On the afternoon of November 18, in Fletcher Opera Theater, the Canadian-born heroic tenor Ben Heppner wrapped up the first season of the NC Symphony’s Great Artists Series, presented with the help and support of the A.J. Fletcher Foundation. It’s been a fairly good inaugural year for the series, which has offered some truly great artists and some artists who seem destined to achieve greatness. Heppner is still young, so perhaps he belongs in the latter category, although the dearth of great Wagner singers has thrust greatness – or what passes for it, nowadays – onto him already, in some quarters. His appearance here was in any event eagerly awaited by vocal connoisseurs, and his program, which consisted of music by Beethoven, Liszt, Strauss and Rachmaninoff, followed by a batch of time-honored (or perhaps shopworn) parlor songs, held considerable promise.

The concert began with an announcement by NCS President and CEO David Chambless Worters, who informed the audience that there had been a change in accompanists; due to the illness of Craig Rutenberg, Ted Taylor had been pressed into service. He played admirably, controlling his dynamics even though the piano lid was fully open, and he provided considerable warmth and emotion, as well as some dazzling keyboard wizardry, in the numbers that involved solo introductions, interludes or postludes. We’d welcome the chance to hear him again at some point.

Reports from elsewhere have chronicled some of Heppner’s vocal problems in the recent past, so those who keep up with such things were doubtless hoping that all would go well in Raleigh, but it was not to be. Instead, it was clear from the outset that Heppner was in some distress. This might have stemmed from inadequate warming up in Beethoven’s “Adelaide,” but in the ensuing Liszt group his difficulties were readily apparent to all. The songs–Three Petrarch Sonatas–require exceptional control, and the voice simply didn’t cooperate on this occasion. The deliveries were rendered at mezzo-forte and above, even in sections that demanded delicacy, and the singer’s discomfort was at times as painful for some members of his audience as it must have been to him, personally. A water-break between the second and third songs did not bring lasting relief. As a result, Heppner abbreviated the program, omitting Strauss’ Op. 27 songs – a major loss, given the singer’s special affinity for German literature – and went directly into a fairly short group of Rachmaninoff songs. His problems continued in these, leading him to trim and alter here and there. This was particularly evident in the third number (“It wasn’t long ago, my friend”) and the concluding one (“What happiness”), where he dropped each finale an octave, thus robbing both songs of their magical effects. It may be worth noting that the tenor used a wordbook for the Liszt and the Rachmaninoff songs and had plenty of light on stage to read from it. The audience was not so fortunate–although texts and translations (in very small print) were provided with the programs, the management of the hall has not yet figured out how to set the lights in the balcony, so patrons there were left in the dark and therefore clueless. Someone should take the time to teach the technicians how make these adjustments. It cannot be all that hard, unless of course the dimmer switches were omitted to cut costs.
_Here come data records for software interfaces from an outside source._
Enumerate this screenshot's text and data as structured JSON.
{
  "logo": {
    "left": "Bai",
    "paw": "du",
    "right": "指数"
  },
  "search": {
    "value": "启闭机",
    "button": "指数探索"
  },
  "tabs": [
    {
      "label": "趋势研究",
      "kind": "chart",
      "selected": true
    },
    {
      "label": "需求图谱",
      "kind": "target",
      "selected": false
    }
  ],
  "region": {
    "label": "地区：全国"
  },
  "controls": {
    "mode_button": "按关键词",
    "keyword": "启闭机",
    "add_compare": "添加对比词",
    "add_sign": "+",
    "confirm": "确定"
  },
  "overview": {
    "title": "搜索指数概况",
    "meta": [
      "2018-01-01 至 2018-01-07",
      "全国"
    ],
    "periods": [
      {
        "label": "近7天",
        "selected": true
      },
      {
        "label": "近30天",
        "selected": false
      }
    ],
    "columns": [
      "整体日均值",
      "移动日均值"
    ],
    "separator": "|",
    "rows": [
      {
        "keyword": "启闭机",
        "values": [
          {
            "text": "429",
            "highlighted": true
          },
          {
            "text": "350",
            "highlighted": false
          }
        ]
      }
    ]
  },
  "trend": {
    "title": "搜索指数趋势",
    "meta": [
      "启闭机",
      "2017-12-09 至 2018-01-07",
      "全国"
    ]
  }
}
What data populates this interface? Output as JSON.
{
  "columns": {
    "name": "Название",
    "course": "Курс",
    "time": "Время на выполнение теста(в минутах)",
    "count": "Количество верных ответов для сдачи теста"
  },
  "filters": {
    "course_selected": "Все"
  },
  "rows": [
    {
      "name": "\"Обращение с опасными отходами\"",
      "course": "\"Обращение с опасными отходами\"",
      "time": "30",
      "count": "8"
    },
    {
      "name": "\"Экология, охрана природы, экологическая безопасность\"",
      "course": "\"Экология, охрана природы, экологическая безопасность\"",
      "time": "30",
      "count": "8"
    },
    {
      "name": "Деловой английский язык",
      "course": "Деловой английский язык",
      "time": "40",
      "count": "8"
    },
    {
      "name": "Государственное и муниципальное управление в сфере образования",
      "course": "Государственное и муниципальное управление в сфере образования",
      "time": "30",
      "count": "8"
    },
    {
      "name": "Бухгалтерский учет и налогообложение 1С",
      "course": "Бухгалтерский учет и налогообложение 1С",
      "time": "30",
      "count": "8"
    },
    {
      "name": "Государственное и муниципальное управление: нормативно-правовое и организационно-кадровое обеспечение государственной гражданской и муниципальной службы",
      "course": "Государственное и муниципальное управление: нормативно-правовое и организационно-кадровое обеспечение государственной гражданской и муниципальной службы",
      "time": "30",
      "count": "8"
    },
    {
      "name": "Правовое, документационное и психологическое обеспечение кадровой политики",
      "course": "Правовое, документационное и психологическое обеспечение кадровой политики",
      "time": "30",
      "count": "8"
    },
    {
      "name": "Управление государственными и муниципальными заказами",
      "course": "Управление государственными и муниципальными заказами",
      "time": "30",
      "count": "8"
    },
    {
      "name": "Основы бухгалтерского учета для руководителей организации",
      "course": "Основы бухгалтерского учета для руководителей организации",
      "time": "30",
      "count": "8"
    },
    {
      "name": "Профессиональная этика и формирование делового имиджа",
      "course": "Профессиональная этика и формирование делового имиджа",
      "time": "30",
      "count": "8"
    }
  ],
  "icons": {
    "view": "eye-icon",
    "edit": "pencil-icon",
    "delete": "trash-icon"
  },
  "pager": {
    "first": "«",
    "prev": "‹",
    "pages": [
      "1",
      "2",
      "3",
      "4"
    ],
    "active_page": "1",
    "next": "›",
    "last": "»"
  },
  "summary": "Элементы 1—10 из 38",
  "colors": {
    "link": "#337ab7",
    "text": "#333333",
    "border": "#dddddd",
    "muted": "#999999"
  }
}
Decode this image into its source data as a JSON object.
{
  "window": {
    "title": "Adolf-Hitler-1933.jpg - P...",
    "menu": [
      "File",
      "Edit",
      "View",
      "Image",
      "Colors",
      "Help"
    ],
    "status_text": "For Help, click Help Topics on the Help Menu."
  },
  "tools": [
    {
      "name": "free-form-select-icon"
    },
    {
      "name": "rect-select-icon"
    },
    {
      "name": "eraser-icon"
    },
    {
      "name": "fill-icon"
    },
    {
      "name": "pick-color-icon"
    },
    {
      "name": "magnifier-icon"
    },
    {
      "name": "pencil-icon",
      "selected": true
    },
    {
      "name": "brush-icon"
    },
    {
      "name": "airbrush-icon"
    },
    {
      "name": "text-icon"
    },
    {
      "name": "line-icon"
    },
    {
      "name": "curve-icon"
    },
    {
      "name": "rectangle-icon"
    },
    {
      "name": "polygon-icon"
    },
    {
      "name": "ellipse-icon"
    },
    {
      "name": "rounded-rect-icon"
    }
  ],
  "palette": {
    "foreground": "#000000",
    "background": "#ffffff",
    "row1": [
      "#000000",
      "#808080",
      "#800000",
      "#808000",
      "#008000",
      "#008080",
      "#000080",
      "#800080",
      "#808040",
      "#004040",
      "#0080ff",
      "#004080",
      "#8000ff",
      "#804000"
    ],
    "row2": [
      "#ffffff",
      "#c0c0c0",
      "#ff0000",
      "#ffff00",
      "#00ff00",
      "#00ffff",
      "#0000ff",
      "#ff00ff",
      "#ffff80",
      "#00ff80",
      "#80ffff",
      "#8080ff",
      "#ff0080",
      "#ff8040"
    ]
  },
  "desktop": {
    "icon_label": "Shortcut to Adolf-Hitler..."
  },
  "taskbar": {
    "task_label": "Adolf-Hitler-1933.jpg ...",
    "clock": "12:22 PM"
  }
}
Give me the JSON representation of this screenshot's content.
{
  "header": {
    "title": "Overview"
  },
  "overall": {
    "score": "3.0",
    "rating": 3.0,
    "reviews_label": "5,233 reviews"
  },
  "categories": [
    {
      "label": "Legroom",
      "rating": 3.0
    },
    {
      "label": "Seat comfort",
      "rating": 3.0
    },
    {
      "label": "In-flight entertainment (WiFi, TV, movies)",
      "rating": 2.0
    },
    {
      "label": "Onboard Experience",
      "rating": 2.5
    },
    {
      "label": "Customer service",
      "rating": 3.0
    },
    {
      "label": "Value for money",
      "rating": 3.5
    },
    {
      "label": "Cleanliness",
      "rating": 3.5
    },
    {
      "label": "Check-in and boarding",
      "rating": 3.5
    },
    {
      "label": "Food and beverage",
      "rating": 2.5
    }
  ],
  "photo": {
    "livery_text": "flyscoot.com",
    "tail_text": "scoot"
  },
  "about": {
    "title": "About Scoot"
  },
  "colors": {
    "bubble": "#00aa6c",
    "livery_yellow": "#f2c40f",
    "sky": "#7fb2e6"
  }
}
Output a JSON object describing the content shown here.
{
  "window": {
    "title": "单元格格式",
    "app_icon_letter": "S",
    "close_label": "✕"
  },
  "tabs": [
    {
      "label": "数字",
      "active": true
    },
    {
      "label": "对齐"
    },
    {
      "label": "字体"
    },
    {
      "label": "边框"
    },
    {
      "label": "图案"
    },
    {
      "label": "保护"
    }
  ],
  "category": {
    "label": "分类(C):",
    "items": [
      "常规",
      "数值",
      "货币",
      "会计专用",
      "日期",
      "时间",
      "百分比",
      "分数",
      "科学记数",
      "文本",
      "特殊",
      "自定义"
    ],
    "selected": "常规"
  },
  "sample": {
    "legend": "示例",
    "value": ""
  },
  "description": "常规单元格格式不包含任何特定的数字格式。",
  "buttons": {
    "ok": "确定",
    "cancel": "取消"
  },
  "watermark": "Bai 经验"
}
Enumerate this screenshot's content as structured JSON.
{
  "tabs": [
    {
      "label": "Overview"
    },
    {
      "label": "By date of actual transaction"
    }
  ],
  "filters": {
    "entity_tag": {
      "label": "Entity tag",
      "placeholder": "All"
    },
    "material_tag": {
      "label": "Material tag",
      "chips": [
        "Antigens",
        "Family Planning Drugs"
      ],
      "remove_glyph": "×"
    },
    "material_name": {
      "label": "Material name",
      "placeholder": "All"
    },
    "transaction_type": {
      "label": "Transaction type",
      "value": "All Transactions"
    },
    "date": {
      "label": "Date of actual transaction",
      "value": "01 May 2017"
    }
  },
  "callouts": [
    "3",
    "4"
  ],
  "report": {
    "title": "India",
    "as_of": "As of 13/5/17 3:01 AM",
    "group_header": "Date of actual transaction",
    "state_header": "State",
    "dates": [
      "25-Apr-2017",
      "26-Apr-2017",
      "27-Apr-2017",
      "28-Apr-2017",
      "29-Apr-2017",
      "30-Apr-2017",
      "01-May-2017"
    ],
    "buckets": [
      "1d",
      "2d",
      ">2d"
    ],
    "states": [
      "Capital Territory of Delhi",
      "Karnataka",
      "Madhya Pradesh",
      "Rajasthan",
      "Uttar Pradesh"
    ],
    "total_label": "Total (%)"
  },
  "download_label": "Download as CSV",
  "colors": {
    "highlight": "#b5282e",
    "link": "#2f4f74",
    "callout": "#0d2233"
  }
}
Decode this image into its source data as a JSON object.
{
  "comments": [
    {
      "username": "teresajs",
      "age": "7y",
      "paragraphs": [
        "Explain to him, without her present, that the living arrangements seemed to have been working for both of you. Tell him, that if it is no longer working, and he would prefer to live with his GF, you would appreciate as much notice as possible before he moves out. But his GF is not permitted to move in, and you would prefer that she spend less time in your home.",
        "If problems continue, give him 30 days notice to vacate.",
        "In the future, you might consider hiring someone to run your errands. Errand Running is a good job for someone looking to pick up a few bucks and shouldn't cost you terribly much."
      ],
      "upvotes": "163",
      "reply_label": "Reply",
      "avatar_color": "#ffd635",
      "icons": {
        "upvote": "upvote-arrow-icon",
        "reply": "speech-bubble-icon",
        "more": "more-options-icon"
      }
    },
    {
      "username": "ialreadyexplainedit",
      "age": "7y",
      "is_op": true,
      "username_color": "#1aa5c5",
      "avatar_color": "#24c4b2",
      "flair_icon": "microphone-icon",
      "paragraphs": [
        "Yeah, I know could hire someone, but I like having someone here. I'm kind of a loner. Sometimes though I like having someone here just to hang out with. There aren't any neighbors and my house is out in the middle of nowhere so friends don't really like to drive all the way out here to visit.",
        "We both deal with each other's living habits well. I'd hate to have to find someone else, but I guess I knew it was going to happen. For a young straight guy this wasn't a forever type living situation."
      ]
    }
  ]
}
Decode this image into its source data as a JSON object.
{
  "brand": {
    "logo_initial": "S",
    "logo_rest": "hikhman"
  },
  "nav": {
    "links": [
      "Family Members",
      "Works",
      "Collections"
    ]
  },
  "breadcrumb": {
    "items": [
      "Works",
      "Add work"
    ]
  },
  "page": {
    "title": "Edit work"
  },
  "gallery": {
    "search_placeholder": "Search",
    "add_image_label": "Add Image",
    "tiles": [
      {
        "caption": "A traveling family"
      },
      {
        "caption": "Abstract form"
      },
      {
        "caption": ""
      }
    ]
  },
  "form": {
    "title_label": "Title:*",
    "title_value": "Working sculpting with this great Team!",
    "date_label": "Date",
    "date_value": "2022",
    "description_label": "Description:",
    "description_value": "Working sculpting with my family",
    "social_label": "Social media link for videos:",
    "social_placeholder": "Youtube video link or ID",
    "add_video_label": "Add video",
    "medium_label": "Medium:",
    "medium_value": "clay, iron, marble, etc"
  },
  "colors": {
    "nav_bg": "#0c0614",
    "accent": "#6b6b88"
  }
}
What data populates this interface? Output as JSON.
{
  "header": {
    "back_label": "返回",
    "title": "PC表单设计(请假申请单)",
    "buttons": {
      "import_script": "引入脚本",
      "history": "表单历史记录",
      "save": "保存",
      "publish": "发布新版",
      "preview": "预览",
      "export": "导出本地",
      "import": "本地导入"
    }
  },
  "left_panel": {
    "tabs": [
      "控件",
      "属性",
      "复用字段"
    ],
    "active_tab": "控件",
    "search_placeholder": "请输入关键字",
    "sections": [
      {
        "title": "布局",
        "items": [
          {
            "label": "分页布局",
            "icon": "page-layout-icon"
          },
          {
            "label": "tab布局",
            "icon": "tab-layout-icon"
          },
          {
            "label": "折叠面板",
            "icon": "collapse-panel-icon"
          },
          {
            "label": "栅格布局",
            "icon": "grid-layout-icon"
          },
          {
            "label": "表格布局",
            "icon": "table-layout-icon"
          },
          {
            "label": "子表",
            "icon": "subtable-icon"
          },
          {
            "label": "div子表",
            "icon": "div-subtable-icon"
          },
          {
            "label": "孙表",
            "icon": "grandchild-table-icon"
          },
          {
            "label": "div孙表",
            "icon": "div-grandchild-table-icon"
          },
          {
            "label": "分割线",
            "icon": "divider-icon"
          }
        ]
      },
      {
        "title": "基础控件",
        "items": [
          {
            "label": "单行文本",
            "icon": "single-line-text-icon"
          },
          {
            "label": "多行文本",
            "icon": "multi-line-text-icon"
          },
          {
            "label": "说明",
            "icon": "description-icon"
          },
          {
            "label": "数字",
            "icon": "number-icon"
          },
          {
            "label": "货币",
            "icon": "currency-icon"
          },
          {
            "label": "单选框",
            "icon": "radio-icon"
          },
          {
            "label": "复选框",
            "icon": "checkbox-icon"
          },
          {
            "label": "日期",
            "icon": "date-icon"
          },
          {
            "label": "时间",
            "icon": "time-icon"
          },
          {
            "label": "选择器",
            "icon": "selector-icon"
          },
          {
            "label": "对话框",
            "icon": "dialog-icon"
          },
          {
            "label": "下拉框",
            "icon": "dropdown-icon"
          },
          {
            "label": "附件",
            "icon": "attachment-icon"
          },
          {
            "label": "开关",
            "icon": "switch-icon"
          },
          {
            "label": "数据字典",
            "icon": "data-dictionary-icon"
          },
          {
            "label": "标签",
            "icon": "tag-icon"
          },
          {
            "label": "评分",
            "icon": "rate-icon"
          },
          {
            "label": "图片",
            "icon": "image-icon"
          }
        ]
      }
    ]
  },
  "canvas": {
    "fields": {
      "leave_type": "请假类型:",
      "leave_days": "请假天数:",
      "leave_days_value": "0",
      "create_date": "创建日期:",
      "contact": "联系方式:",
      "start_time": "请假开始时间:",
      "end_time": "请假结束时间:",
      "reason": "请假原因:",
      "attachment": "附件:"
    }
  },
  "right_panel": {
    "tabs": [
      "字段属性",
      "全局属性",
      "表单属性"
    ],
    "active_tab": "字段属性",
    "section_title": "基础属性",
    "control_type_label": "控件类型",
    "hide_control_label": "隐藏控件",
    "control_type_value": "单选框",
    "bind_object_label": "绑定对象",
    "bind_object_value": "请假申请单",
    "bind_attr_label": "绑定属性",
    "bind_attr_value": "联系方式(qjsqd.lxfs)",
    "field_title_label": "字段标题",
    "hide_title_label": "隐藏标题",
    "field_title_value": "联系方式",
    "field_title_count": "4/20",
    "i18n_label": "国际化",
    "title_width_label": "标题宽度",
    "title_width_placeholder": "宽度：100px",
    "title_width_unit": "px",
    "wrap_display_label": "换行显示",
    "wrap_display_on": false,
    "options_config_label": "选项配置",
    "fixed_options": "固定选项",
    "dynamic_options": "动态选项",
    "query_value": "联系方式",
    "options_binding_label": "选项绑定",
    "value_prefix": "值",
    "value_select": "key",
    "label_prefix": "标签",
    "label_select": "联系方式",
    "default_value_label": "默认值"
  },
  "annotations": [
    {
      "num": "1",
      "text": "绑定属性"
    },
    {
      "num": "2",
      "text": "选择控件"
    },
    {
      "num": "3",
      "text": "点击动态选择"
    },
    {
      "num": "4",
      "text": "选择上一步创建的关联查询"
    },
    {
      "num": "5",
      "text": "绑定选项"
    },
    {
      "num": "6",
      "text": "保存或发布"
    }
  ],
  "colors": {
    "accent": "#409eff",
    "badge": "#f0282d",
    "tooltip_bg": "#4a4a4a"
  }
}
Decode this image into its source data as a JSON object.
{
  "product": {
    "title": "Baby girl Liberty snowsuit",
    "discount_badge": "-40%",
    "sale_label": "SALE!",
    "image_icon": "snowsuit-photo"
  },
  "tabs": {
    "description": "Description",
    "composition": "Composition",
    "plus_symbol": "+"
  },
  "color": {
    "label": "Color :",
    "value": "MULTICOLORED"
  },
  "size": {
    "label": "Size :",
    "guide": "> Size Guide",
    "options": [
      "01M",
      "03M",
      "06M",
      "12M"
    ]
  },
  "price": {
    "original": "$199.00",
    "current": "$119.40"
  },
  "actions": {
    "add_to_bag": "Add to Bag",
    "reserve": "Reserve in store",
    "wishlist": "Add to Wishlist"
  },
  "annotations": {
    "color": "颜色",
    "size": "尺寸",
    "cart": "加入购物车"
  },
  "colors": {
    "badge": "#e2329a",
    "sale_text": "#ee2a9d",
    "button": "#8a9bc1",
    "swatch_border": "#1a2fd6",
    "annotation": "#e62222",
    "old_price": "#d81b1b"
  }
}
After the intermission, Heppner returned (bravely, some thought) to conclude his program with five parlor songs – familiar tunes by Ernest Charles, Teresa del Riego, Noel Coward and Nicholas Brodszky (whose “Be my Love” was made famous by Mario Lanza). Ironically, Heppner sang most of these things–none of which demands much of an experienced artist–better than his offerings in the abbreviated first half, so he drew considerable applause and a few cheers that must have gladdened his heart. Perhaps his post-intermission announcement that he will return did the trick. He’s certainly a fine singer, and his personality is engaging, so it’s a shame that he was having probs during this program. Those probs, we learned during the intermission, may have stemmed in part from his having given a masterclass the previous day–and from the last-minute change in accompanists, which apparently obliged him to go over his entire program less than 24 hours before his recital. (That he lives dangerously in other respects was apparent, too, when he placed a glass of water inside the piano, during the short second half.) Heppner owes his Triangle public a return visit when he’s in better form.

His French CD was on sale in the lobby – for $20. Heppner’s recordings provide evidence of mastery that was, alas, in short supply during his Raleigh recital.